People crammed every vantage point to watch the race. They were jammed on every square inch of the inside greyhound circuit and packed into what is now the centre-course carpark.

Those who were unable to see in the grandstand tore down timber and three ply partitions in the main grandstand.

In a spectacular finish, Caduceus passed the post half a length clear of Apmat, with the Victorian Maestro's Melody a neck away third and Fettle a close fourth.

Caduceus received one of the most deafening ovations ever heard on a racetrack, but whilst the cheers were still sounding, the news was announced that a protest was lodged by Bert Alley against Caduceus being declared the winner.

This produced a most unfavourable reaction from the crowd, strange in the circumstances for they had turned against their own local horse. The Stewards, however, dismissed the protest and Caduceus was the winner of one of the most exciting sporting events ever held in Sydney.

The list of champions who have raced at the famous Glebe circuit reads like a "Who's Who" of harness racing.

Champion standardbreds from all parts of Australia and New Zealand have achieved great feats in the track and re-written the record book before appreciative crowds.

Those few enthusiasts that attended the first meeting back in 1902 could have hardly visulised the changes, which would come to the historic Harold Park course.
The Paceway is located within the 119 acres of the glebe subdivision acquired by the solicitor
George Allen (1800-1877) and developed by him over the 1830s into an estate named
Toxteth Park. The subdivision of Toxteth Park for residential development commenced in
1884 and was completed in 1907. The Paceway is located within an area of the Toxteth Park
Estate known as Allen’s Bush, which is believed to have been left in its natural state although
the cliffs were quarried (exact location/s not known) in the 1860s and 1870s. The landform of
Allen’s Bush was dramatically changed over the late 1890s by the construction of the
Johnstons Creek Stormwater Channel by the NSW Public Works Department. The cement
lined channels, the uniform levelled area, and the parkland reserves all date from this public
In 1889 brothers John and Thomas Spencer, both dentists by profession, acquired an area of
around four and a half acres of Allen’s Bush located at the corner of Wigram Road and Ross
Street. The Spencers developed this land into the Lillie Bridge (or Lilliebridge) Recreation
Ground, which opened in January 1890. Lillie Bridge was a place where pony racing, cycling
professional foot running (pedestrianism) and trotting meets were held until it was closed
down in 1898 on account of the frequent lawless behaviour. The Spencer brothers reopened
the recreation ground in 1900 under the name Forest Lodge Race Club within an enlarged
area of around sixteen and a half acres. The newly formed New South Wales Trotting Club
held its first trotting meetings in 1902 at the Forest Lodge ground. In 1904 the ground was
renamed Epping Racecourse under the management of James Joynton Smith. For a brief
period (1907-1911) prior to the First World War the Epping Racecourse was owned by the
Metropolitan Rugby Union.
The New South Wales Trotting Club acquired the freehold of the Epping Racecourse in 1911
and over the following years developed the racecourse to provide facilities for its members
and the general public (now all demolished). In 1929 the name of the course was changed to
Harold Park and at the same time a new and up-to-date two-storey grandstand providing
accommodation for 2000 patrons was opened (now demolished). The new name
acknowledged the American stallion Childe Harold who was a great foundation sire in the
early days of trotting in Australia. Between 1927 and 1987 greyhound racing under lights was
staged at Harold Park. Night trotting races at Harold Park commenced in 1949. Night races
of both the dogs and horses were very popular with Sydneysiders with the 1950s being the
golden years of harness racing in Sydney with the average attendance at race fixtures being
in excess of 18,000. A new grandstand was erected in 1961, which still stands today, albeit
fully enclosed and extended. Over 1995-1996 the 1961 grandstand was enclosed and
extended and the track entirely reconstructed. 
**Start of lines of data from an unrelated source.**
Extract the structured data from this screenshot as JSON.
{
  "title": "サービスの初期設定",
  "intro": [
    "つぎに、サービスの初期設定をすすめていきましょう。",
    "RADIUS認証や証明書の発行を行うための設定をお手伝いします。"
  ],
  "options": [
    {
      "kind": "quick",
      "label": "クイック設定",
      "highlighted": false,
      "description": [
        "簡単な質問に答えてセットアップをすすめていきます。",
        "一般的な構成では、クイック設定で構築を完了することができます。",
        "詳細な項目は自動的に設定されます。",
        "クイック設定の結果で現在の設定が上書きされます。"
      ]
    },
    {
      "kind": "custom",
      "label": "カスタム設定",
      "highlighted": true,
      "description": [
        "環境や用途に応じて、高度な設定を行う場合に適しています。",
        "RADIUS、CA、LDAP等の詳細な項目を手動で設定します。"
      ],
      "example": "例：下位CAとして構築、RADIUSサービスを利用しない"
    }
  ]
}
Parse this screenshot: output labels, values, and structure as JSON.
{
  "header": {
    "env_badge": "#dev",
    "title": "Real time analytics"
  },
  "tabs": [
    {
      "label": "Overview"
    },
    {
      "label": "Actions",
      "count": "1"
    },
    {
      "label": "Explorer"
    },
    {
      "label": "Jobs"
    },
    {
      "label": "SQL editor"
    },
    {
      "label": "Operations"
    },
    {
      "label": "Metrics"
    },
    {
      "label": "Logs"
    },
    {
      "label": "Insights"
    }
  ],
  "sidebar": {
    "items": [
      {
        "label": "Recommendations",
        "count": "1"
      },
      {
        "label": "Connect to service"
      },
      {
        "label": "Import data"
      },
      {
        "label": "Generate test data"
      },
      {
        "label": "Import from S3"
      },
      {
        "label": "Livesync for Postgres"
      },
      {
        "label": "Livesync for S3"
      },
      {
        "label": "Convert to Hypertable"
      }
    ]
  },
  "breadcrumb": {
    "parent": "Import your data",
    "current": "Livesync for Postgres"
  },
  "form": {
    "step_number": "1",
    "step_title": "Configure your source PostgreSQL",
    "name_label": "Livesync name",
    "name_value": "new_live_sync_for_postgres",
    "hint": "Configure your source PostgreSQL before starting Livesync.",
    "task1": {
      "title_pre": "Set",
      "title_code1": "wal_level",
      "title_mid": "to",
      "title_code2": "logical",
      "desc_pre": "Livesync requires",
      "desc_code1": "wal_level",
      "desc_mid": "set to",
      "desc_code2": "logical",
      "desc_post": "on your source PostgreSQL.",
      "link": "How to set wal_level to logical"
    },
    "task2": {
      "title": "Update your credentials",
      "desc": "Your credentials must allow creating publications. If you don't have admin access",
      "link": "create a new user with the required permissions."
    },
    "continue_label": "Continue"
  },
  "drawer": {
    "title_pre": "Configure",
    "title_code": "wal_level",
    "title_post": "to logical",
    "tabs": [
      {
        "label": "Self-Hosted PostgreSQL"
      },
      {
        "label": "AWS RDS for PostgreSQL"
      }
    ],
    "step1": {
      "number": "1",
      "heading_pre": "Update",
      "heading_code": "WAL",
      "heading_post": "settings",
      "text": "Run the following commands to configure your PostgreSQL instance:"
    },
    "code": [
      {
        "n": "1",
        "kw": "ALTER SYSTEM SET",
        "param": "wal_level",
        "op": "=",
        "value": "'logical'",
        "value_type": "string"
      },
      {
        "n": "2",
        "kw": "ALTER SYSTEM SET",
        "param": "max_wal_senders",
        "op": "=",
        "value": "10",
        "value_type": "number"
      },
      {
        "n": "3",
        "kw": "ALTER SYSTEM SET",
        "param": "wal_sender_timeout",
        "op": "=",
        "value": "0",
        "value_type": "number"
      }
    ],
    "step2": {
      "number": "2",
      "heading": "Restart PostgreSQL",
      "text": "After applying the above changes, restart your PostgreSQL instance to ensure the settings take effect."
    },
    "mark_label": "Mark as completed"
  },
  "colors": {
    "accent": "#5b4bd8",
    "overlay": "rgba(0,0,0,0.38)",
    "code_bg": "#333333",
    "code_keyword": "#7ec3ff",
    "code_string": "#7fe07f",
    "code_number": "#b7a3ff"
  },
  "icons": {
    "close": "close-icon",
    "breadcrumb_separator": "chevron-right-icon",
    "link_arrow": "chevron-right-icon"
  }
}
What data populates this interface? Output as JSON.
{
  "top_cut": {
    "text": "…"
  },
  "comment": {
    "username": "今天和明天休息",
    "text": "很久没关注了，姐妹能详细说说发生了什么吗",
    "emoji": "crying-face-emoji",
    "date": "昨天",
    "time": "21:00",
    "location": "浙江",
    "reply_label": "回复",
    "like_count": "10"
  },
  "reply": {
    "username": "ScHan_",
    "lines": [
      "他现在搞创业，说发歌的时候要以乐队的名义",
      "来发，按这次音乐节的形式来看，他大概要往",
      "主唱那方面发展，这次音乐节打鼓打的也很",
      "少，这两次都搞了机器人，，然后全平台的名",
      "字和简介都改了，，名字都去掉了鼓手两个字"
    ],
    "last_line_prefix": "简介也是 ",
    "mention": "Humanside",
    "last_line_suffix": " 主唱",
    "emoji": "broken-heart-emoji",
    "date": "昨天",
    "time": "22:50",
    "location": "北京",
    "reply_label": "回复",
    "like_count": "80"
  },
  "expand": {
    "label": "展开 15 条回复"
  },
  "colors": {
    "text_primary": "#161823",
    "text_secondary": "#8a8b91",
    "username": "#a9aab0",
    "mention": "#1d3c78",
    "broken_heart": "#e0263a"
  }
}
Reference- Harold Park Heritage Study, Paul Davies & Associates.